[[ PROVIDED INFORMATION open ]]

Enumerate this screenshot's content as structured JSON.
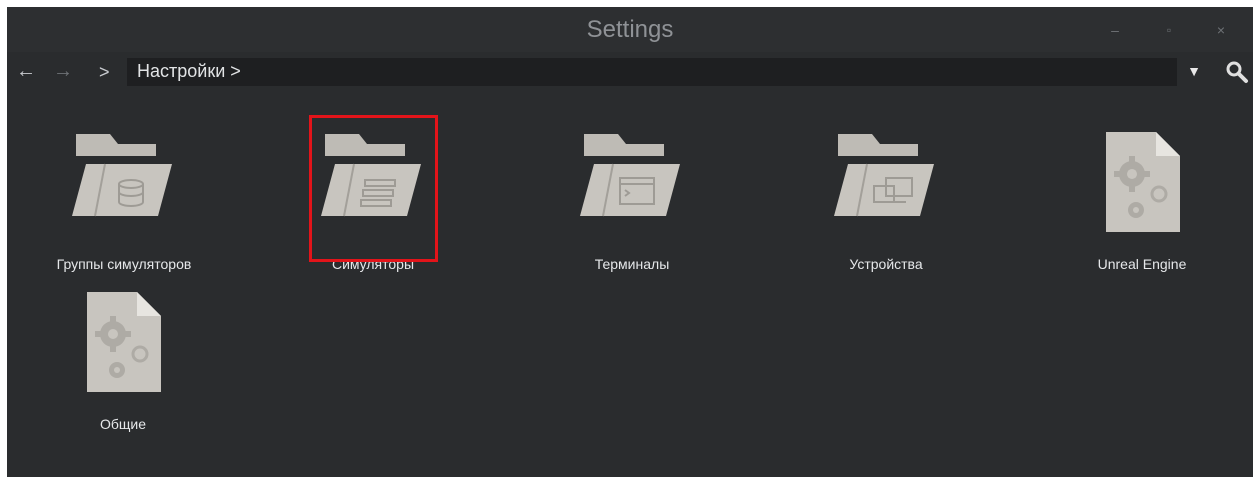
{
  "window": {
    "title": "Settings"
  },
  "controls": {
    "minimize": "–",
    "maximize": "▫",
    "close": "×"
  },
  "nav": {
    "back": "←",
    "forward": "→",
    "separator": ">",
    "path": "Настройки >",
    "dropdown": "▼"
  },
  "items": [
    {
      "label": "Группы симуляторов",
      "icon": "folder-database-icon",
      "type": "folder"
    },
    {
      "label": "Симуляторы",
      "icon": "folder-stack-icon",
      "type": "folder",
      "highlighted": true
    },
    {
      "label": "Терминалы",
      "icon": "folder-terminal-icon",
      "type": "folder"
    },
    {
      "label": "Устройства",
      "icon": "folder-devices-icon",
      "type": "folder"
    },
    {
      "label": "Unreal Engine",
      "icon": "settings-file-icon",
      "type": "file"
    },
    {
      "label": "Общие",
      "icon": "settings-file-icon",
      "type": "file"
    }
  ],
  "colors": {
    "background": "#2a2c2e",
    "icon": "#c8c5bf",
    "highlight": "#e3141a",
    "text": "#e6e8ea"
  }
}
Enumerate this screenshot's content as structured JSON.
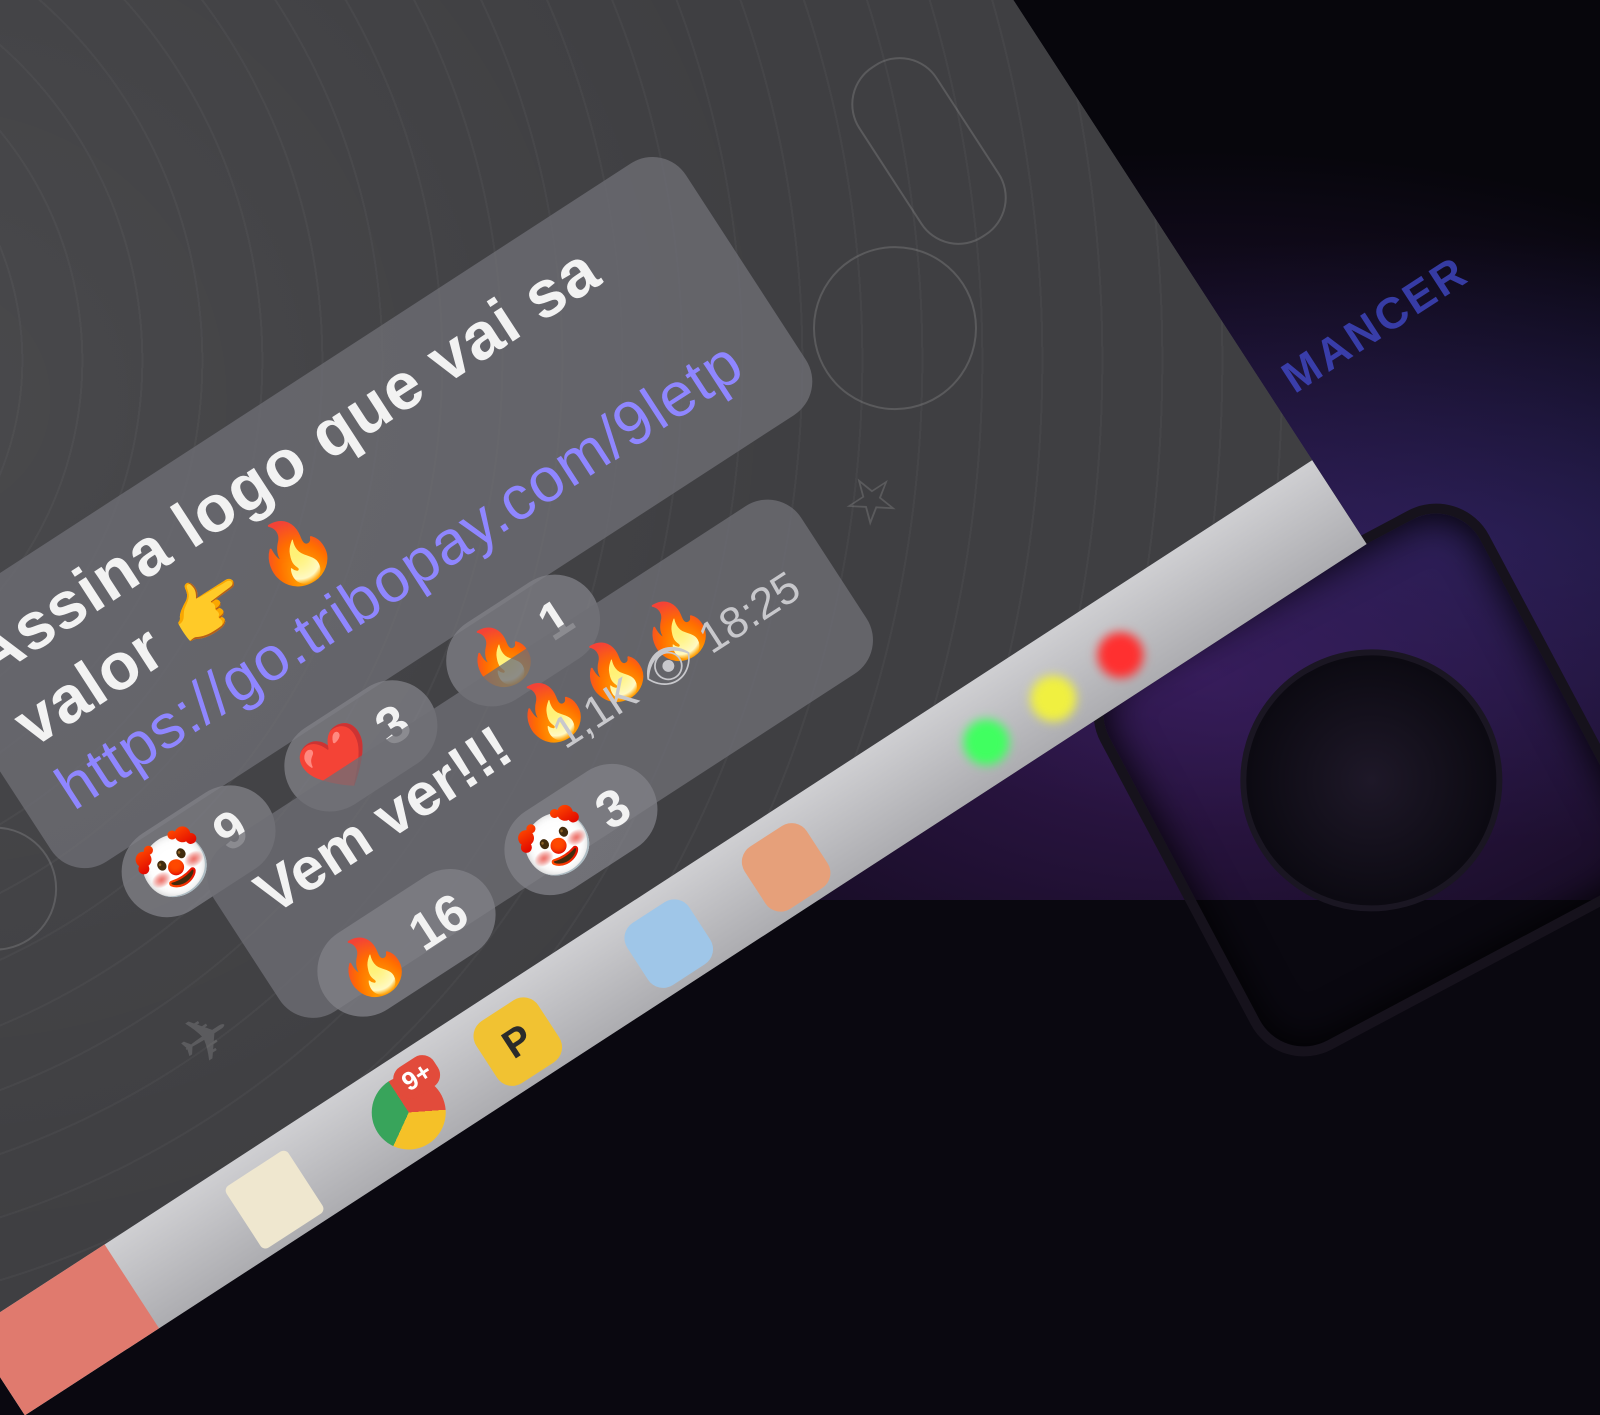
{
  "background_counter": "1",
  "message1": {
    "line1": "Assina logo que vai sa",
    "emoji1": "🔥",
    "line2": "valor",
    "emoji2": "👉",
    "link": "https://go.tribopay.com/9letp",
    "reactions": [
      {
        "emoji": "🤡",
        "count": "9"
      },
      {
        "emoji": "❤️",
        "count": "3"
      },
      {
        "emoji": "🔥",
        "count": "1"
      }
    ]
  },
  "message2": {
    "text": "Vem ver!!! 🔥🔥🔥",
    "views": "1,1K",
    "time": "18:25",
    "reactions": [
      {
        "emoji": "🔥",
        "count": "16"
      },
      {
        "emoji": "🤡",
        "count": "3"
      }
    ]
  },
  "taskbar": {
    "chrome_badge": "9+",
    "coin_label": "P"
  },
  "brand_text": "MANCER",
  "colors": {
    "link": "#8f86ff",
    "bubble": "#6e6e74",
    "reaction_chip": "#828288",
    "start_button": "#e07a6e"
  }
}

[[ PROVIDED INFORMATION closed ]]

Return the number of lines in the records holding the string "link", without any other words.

TASK OUTPUT -
2